In the records below, count every line that includes the word "heading". Provide the total alone.

++++ EXCERPTED RECORDS

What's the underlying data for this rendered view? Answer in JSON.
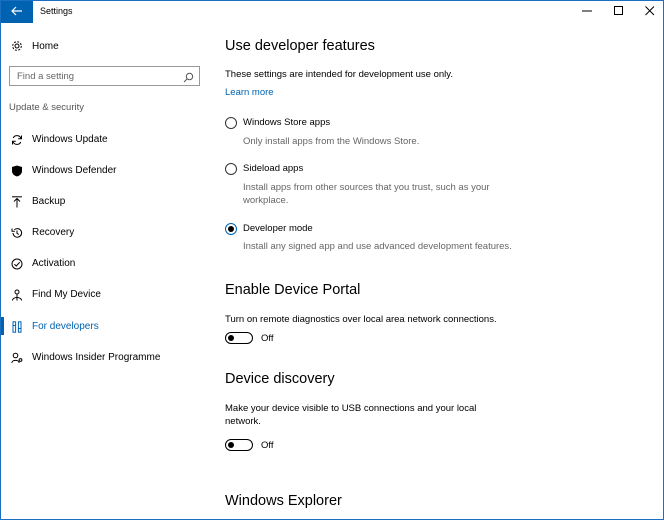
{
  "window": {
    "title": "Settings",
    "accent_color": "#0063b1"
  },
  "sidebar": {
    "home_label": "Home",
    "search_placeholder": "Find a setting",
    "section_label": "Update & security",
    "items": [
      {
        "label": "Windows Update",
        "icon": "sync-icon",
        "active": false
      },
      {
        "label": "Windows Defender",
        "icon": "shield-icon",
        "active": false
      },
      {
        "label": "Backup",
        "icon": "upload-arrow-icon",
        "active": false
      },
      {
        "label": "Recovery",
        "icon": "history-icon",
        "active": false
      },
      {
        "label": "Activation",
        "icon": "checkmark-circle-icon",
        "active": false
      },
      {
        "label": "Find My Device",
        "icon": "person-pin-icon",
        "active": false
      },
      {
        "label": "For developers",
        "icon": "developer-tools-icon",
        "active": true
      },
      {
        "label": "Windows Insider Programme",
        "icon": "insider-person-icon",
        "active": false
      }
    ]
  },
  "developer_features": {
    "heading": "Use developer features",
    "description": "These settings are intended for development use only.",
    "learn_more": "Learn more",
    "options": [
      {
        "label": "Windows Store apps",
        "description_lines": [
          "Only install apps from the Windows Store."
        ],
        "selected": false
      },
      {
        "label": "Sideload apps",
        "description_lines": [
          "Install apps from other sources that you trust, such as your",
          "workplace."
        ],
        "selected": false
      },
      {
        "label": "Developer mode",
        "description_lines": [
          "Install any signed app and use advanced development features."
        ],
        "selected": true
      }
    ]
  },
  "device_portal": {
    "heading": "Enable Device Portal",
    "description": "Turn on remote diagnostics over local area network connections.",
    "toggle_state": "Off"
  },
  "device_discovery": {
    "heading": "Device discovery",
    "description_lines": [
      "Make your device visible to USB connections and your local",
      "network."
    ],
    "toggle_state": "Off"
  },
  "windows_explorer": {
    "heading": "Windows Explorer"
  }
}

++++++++
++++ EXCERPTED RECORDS

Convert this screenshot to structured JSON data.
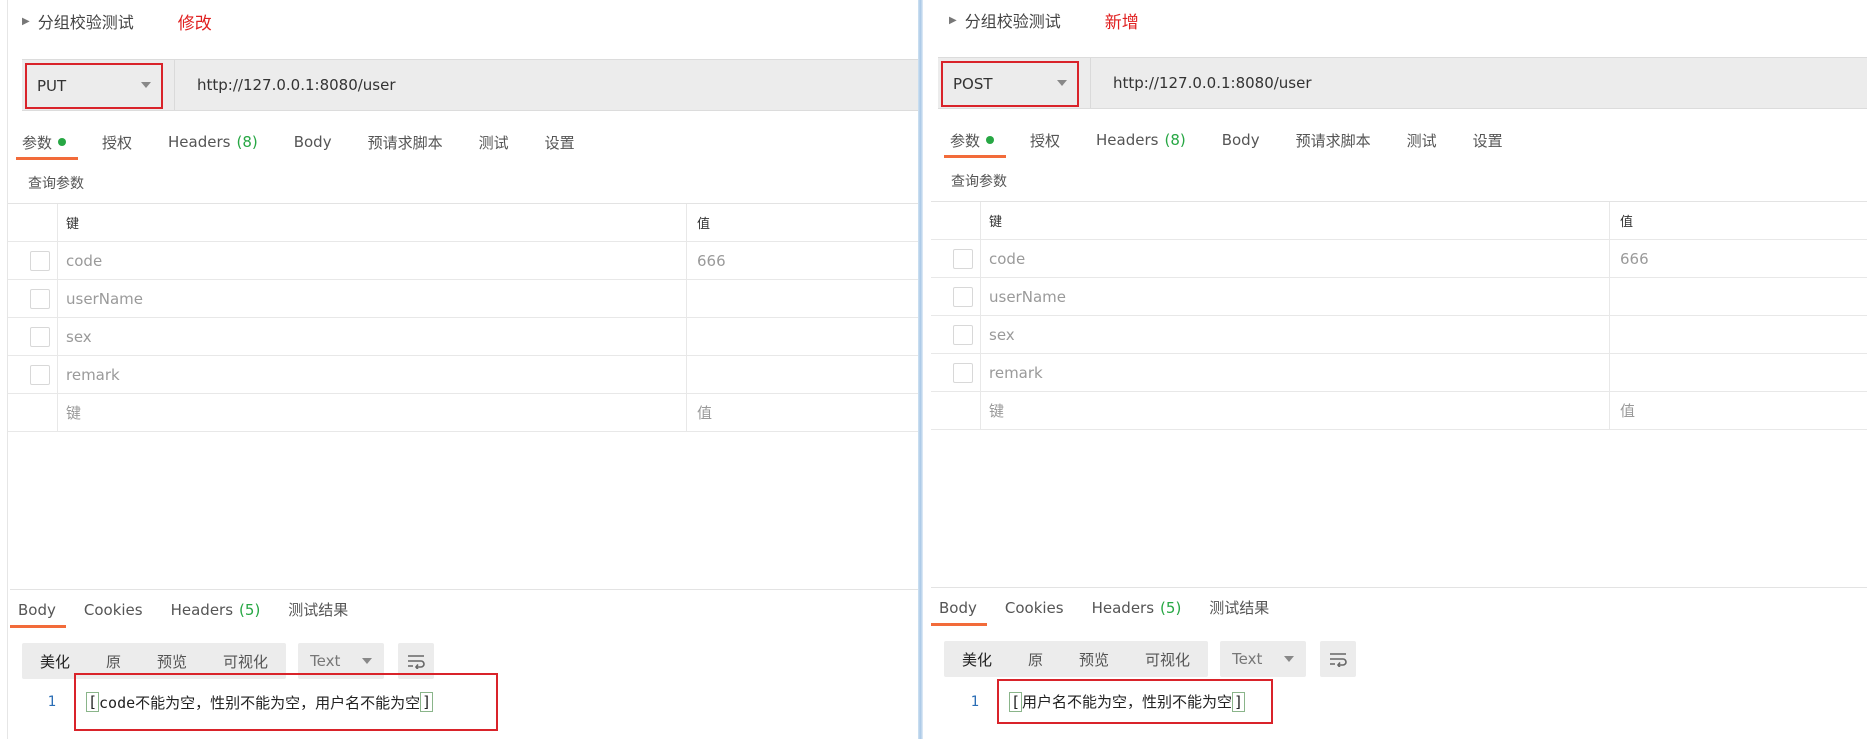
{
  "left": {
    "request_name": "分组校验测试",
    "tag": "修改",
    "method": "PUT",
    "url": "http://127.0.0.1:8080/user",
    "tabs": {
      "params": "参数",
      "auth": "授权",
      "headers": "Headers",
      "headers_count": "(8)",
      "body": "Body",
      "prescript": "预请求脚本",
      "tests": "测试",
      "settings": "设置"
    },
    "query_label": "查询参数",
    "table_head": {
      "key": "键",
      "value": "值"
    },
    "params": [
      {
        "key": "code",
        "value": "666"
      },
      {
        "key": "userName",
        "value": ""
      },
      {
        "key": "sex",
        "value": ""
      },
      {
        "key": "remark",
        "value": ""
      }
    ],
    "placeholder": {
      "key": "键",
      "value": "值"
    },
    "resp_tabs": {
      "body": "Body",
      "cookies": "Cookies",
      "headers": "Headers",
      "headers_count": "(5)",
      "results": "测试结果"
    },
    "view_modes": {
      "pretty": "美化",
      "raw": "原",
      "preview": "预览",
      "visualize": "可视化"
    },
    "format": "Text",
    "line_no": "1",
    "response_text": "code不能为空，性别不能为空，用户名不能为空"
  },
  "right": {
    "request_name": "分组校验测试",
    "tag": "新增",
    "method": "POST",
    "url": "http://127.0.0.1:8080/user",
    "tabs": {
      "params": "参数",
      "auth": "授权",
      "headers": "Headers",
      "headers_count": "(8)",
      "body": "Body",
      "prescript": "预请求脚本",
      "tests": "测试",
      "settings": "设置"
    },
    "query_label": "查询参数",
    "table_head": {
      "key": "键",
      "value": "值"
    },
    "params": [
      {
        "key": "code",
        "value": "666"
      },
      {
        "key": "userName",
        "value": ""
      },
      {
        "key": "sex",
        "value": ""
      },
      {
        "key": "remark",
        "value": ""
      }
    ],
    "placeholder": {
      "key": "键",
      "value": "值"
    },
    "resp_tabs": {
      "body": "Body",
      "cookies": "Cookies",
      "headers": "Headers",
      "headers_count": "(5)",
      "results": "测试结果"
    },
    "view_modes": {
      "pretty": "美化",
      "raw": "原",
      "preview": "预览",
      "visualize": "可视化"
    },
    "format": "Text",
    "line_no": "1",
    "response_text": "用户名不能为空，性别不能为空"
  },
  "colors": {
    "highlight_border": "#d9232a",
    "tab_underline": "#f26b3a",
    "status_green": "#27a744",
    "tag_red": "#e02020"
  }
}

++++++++

__TASK SOLUTION__.
4